I feel appreciative that people have responded to that and associate value with me, i think our success is that we really put our hearts into it, but we can bring it at a lower price point. To make women feel good, that in itself is a true accomplishment… It’s gratifying for me… I feel that I made that promise. It gives purpose and dignity to what we do.
What I promise to tell my staff is how to improve their dishes, this is missing a bit of lime or missing a bit of sugar or maybe it's the cooking points of the prawns.
Popularity rank by frequency of use
Translations for Promise
From our Multilingual Translation Dictionary
- تعهد, أوعد, وعدArabic
- promesa, prometreCatalan, Valencian
- slib, slíbitCzech
- promeso, promesiEsperanto
- prometer, promesaSpanish
- نوید وعده قولPersian
- luvata, lupausFinnish
- vœu, promettre, promesseFrench
- gealltanasScottish Gaelic
- prometer, promesaGalician
- הבטיח, הבטחה, נדרHebrew
- वचन देना, शपथ, सौगन्द, वचनHindi
- pwomètHaitian Creole
- megígér, ígér, ígéretHungarian
- խոստում, խոստանալArmenian
- berjanji, menjanjikanIndonesian
- loforð, heita, lofa, strengja heitIcelandic
- promettere, giuramento, voto, giurare, promessaItalian
- 約束する, 約束Japanese
- بهڵێن, بهڵێندانKurdish
- polliceor, promissio, promissum, promittoLatin
- Verspriechen, VerspriechungLuxembourgish, Letzeburgesch
- beloven, belofteDutch
- love, løfteNorwegian
- ałgáádeitʼááh, ádee hazhdidziihNavajo, Navaho
- obiecać, obietnicaPolish
- prometer, promessaPortuguese
- promisiune, legământ, promiteRomanian

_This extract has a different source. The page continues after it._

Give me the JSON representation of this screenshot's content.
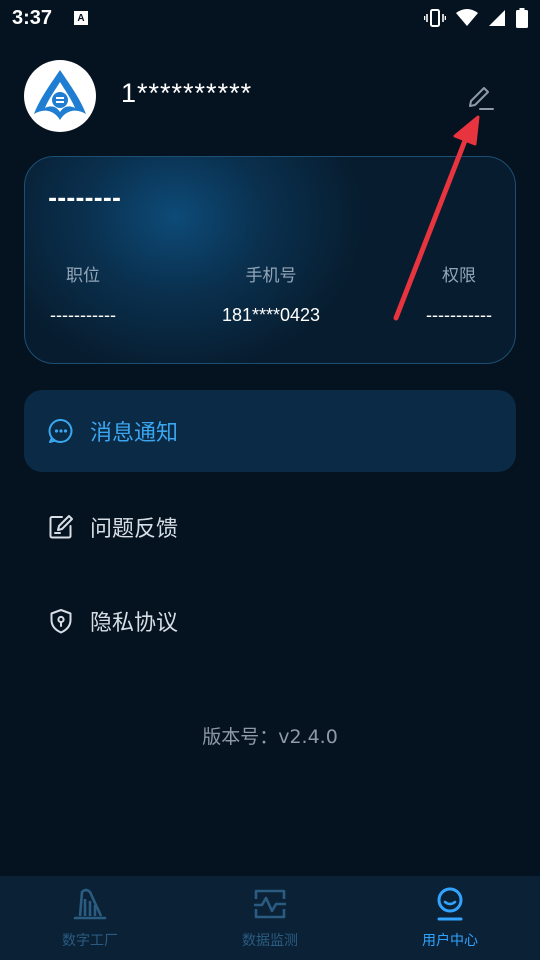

- обещание, обещатьRussian
- शपथ, व्रत, प्रतिज्ञा, वचनSanskrit
- obljubiti, obljubaSlovene
- löfte, lovaSwedish
- söz vermek, vaat, sözTurkish

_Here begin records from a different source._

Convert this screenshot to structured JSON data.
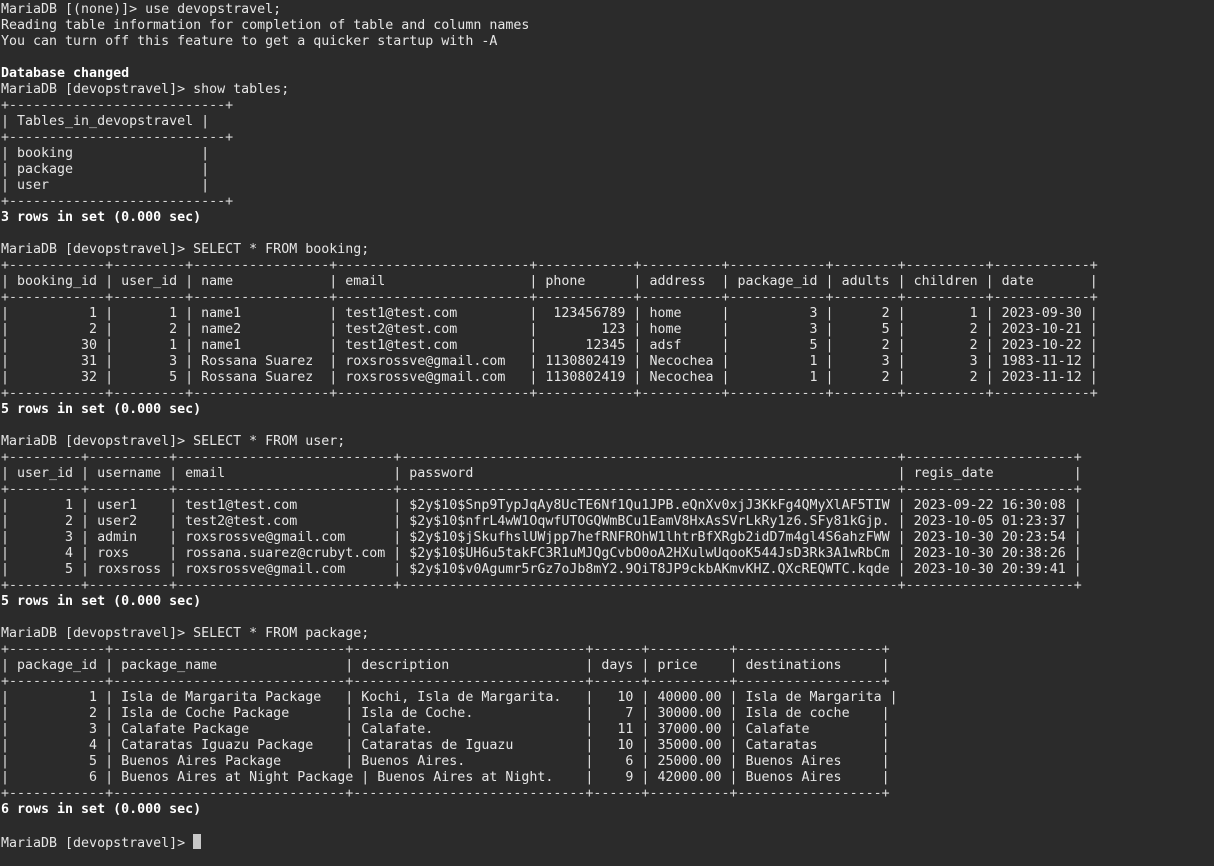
{
  "terminal": {
    "lines": [
      {
        "text": "MariaDB [(none)]> use devopstravel;",
        "kind": "prompt"
      },
      {
        "text": "Reading table information for completion of table and column names",
        "kind": "output"
      },
      {
        "text": "You can turn off this feature to get a quicker startup with -A",
        "kind": "output"
      },
      {
        "text": "",
        "kind": "blank"
      },
      {
        "text": "Database changed",
        "kind": "status"
      },
      {
        "text": "MariaDB [devopstravel]> show tables;",
        "kind": "prompt"
      },
      {
        "text": "+---------------------------+",
        "kind": "border"
      },
      {
        "text": "| Tables_in_devopstravel |",
        "kind": "row"
      },
      {
        "text": "+---------------------------+",
        "kind": "border"
      },
      {
        "text": "| booking                |",
        "kind": "row"
      },
      {
        "text": "| package                |",
        "kind": "row"
      },
      {
        "text": "| user                   |",
        "kind": "row"
      },
      {
        "text": "+---------------------------+",
        "kind": "border"
      },
      {
        "text": "3 rows in set (0.000 sec)",
        "kind": "status"
      },
      {
        "text": "",
        "kind": "blank"
      },
      {
        "text": "MariaDB [devopstravel]> SELECT * FROM booking;",
        "kind": "prompt"
      },
      {
        "text": "+------------+---------+-----------------+------------------------+------------+----------+------------+--------+----------+------------+",
        "kind": "border"
      },
      {
        "text": "| booking_id | user_id | name            | email                  | phone      | address  | package_id | adults | children | date       |",
        "kind": "row"
      },
      {
        "text": "+------------+---------+-----------------+------------------------+------------+----------+------------+--------+----------+------------+",
        "kind": "border"
      },
      {
        "text": "|          1 |       1 | name1           | test1@test.com         |  123456789 | home     |          3 |      2 |        1 | 2023-09-30 |",
        "kind": "row"
      },
      {
        "text": "|          2 |       2 | name2           | test2@test.com         |        123 | home     |          3 |      5 |        2 | 2023-10-21 |",
        "kind": "row"
      },
      {
        "text": "|         30 |       1 | name1           | test1@test.com         |      12345 | adsf     |          5 |      2 |        2 | 2023-10-22 |",
        "kind": "row"
      },
      {
        "text": "|         31 |       3 | Rossana Suarez  | roxsrossve@gmail.com   | 1130802419 | Necochea |          1 |      3 |        3 | 1983-11-12 |",
        "kind": "row"
      },
      {
        "text": "|         32 |       5 | Rossana Suarez  | roxsrossve@gmail.com   | 1130802419 | Necochea |          1 |      2 |        2 | 2023-11-12 |",
        "kind": "row"
      },
      {
        "text": "+------------+---------+-----------------+------------------------+------------+----------+------------+--------+----------+------------+",
        "kind": "border"
      },
      {
        "text": "5 rows in set (0.000 sec)",
        "kind": "status"
      },
      {
        "text": "",
        "kind": "blank"
      },
      {
        "text": "MariaDB [devopstravel]> SELECT * FROM user;",
        "kind": "prompt"
      },
      {
        "text": "+---------+----------+---------------------------+--------------------------------------------------------------+---------------------+",
        "kind": "border"
      },
      {
        "text": "| user_id | username | email                     | password                                                     | regis_date          |",
        "kind": "row"
      },
      {
        "text": "+---------+----------+---------------------------+--------------------------------------------------------------+---------------------+",
        "kind": "border"
      },
      {
        "text": "|       1 | user1    | test1@test.com            | $2y$10$Snp9TypJqAy8UcTE6Nf1Qu1JPB.eQnXv0xjJ3KkFg4QMyXlAF5TIW | 2023-09-22 16:30:08 |",
        "kind": "row"
      },
      {
        "text": "|       2 | user2    | test2@test.com            | $2y$10$nfrL4wW1OqwfUTOGQWmBCu1EamV8HxAsSVrLkRy1z6.SFy81kGjp. | 2023-10-05 01:23:37 |",
        "kind": "row"
      },
      {
        "text": "|       3 | admin    | roxsrossve@gmail.com      | $2y$10$jSkufhslUWjpp7hefRNFROhW1lhtrBfXRgb2idD7m4gl4S6ahzFWW | 2023-10-30 20:23:54 |",
        "kind": "row"
      },
      {
        "text": "|       4 | roxs     | rossana.suarez@crubyt.com | $2y$10$UH6u5takFC3R1uMJQgCvbO0oA2HXulwUqooK544JsD3Rk3A1wRbCm | 2023-10-30 20:38:26 |",
        "kind": "row"
      },
      {
        "text": "|       5 | roxsross | roxsrossve@gmail.com      | $2y$10$v0Agumr5rGz7oJb8mY2.9OiT8JP9ckbAKmvKHZ.QXcREQWTC.kqde | 2023-10-30 20:39:41 |",
        "kind": "row"
      },
      {
        "text": "+---------+----------+---------------------------+--------------------------------------------------------------+---------------------+",
        "kind": "border"
      },
      {
        "text": "5 rows in set (0.000 sec)",
        "kind": "status"
      },
      {
        "text": "",
        "kind": "blank"
      },
      {
        "text": "MariaDB [devopstravel]> SELECT * FROM package;",
        "kind": "prompt"
      },
      {
        "text": "+------------+-----------------------------+-----------------------------+------+----------+------------------+",
        "kind": "border"
      },
      {
        "text": "| package_id | package_name                | description                 | days | price    | destinations     |",
        "kind": "row"
      },
      {
        "text": "+------------+-----------------------------+-----------------------------+------+----------+------------------+",
        "kind": "border"
      },
      {
        "text": "|          1 | Isla de Margarita Package   | Kochi, Isla de Margarita.   |   10 | 40000.00 | Isla de Margarita |",
        "kind": "row"
      },
      {
        "text": "|          2 | Isla de Coche Package       | Isla de Coche.              |    7 | 30000.00 | Isla de coche    |",
        "kind": "row"
      },
      {
        "text": "|          3 | Calafate Package            | Calafate.                   |   11 | 37000.00 | Calafate         |",
        "kind": "row"
      },
      {
        "text": "|          4 | Cataratas Iguazu Package    | Cataratas de Iguazu         |   10 | 35000.00 | Cataratas        |",
        "kind": "row"
      },
      {
        "text": "|          5 | Buenos Aires Package        | Buenos Aires.               |    6 | 25000.00 | Buenos Aires     |",
        "kind": "row"
      },
      {
        "text": "|          6 | Buenos Aires at Night Package | Buenos Aires at Night.    |    9 | 42000.00 | Buenos Aires     |",
        "kind": "row"
      },
      {
        "text": "+------------+-----------------------------+-----------------------------+------+----------+------------------+",
        "kind": "border"
      },
      {
        "text": "6 rows in set (0.000 sec)",
        "kind": "status"
      },
      {
        "text": "",
        "kind": "blank"
      }
    ],
    "prompt": "MariaDB [devopstravel]> ",
    "colors": {
      "background": "#2b2b2b",
      "foreground": "#e6e6e6",
      "cursor": "#c8c8c8"
    }
  }
}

- شپتھ, وعدہUrdu
- lời hứaVietnamese
Get even more translations for Promise »
Find a translation for the Promise definition in other languages:
Select another language:

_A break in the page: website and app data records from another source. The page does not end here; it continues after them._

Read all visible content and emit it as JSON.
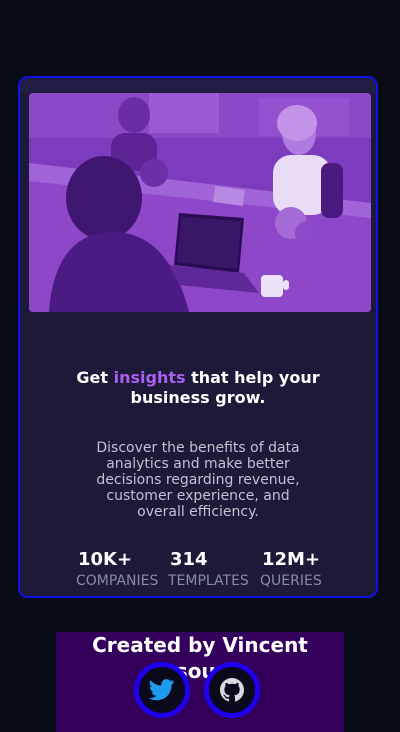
{
  "card": {
    "headline_before": "Get ",
    "headline_accent": "insights",
    "headline_after": " that help your business grow.",
    "description": "Discover the benefits of data analytics and make better decisions regarding revenue, customer experience, and overall efficiency.",
    "stats": [
      {
        "value": "10K+",
        "label": "COMPANIES"
      },
      {
        "value": "314",
        "label": "TEMPLATES"
      },
      {
        "value": "12M+",
        "label": "QUERIES"
      }
    ]
  },
  "footer": {
    "credit": "Created by Vincent Dsouza",
    "links": [
      {
        "icon": "twitter-icon"
      },
      {
        "icon": "github-icon"
      }
    ]
  },
  "colors": {
    "background": "#090b17",
    "card": "#1c1a38",
    "accent": "#a95ff0",
    "card_border": "#1111e8",
    "footer_bg": "#35005c",
    "social_ring": "#1e00ee",
    "twitter_blue": "#1d9bf0"
  }
}
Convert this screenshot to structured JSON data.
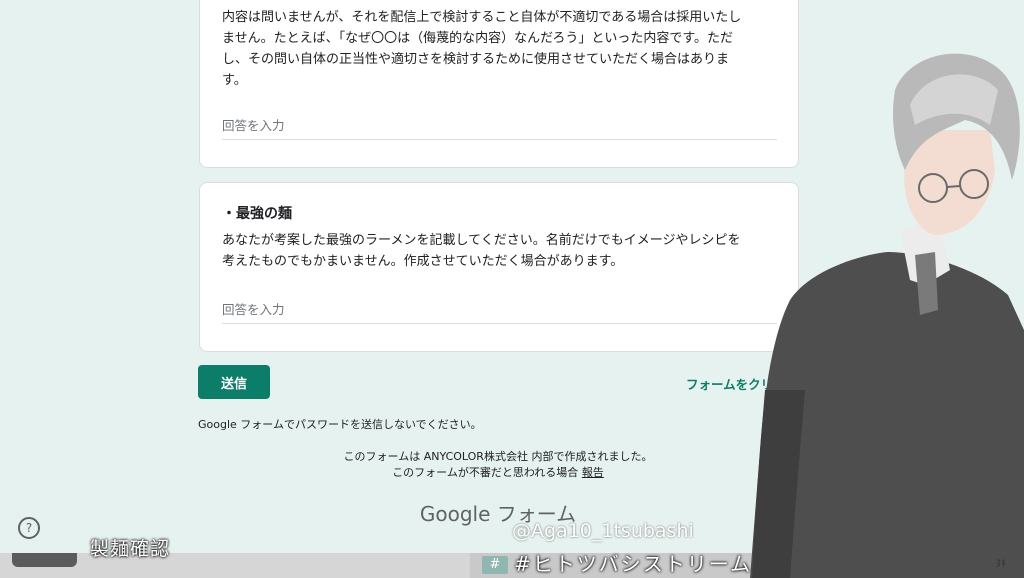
{
  "form": {
    "q1": {
      "text_lines": [
        "内容は問いませんが、それを配信上で検討すること自体が不適切である場合は採用いたし",
        "ません。たとえば、「なぜ〇〇は（侮蔑的な内容）なんだろう」といった内容です。ただ",
        "し、その問い自体の正当性や適切さを検討するために使用させていただく場合はありま",
        "す。"
      ],
      "answer_placeholder": "回答を入力"
    },
    "q2": {
      "title": "・最強の麺",
      "text_lines": [
        "あなたが考案した最強のラーメンを記載してください。名前だけでもイメージやレシピを",
        "考えたものでもかまいません。作成させていただく場合があります。"
      ],
      "answer_placeholder": "回答を入力"
    },
    "submit_label": "送信",
    "clear_label": "フォームをクリア",
    "password_note": "Google フォームでパスワードを送信しないでください。",
    "created_note": "このフォームは ANYCOLOR株式会社 内部で作成されました。",
    "abuse_note": "このフォームが不審だと思われる場合",
    "report_label": "報告",
    "logo_google": "Google",
    "logo_forms": "フォーム"
  },
  "help_icon": "help-circle-icon",
  "overlay": {
    "left_caption": "製麺確認",
    "handle": "@Aga10_1tsubashi",
    "hashtag_badge": "#",
    "hashtag": "#ヒトツバシストリーム",
    "corner_mark": "ﾇｷ"
  },
  "colors": {
    "accent": "#0b7d68",
    "background": "#e6f2ef"
  }
}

- - Select -
- 简体中文 (Chinese - Simplified)
- 繁體中文 (Chinese - Traditional)
- Español (Spanish)
- Esperanto (Esperanto)
- 日本語 (Japanese)
- Português (Portuguese)
- Deutsch (German)
- العربية (Arabic)
- Français (French)
- Русский (Russian)
- ಕನ್ನಡ (Kannada)
- 한국어 (Korean)
- עברית (Hebrew)
- Gaeilge (Irish)
- Українська (Ukrainian)
- اردو (Urdu)
- Magyar (Hungarian)
- मानक हिन्दी (Hindi)
- Indonesia (Indonesian)
- Italiano (Italian)
- தமிழ் (Tamil)
- Türkçe (Turkish)
- తెలుగు (Telugu)
- ภาษาไทย (Thai)
- Tiếng Việt (Vietnamese)
- Čeština (Czech)
- Polski (Polish)
- Bahasa Indonesia (Indonesian)
- Românește (Romanian)
- Nederlands (Dutch)
- Ελληνικά (Greek)
- Latinum (Latin)
- Svenska (Swedish)
- Dansk (Danish)
- Suomi (Finnish)
- فارسی (Persian)
- ייִדיש (Yiddish)
- հայերեն (Armenian)
- Norsk (Norwegian)
- English (English)
Word of the Day
Would you like us to send you a FREE new word definition delivered to your inbox daily?
Use the citation below to add this definition to your bibliography:
"Promise." Definitions.net. STANDS4 LLC, 2023. Web. 7 Jun 2023. <https://www.definitions.net/definition/Promise>.
Discuss these Promise definitions with the community:
We're doing our best to make sure our content is useful, accurate and safe.
If by any chance you spot an inappropriate comment while navigating through our website please use this form to let us know, and we'll take care of it shortly.
You need to be logged in to favorite.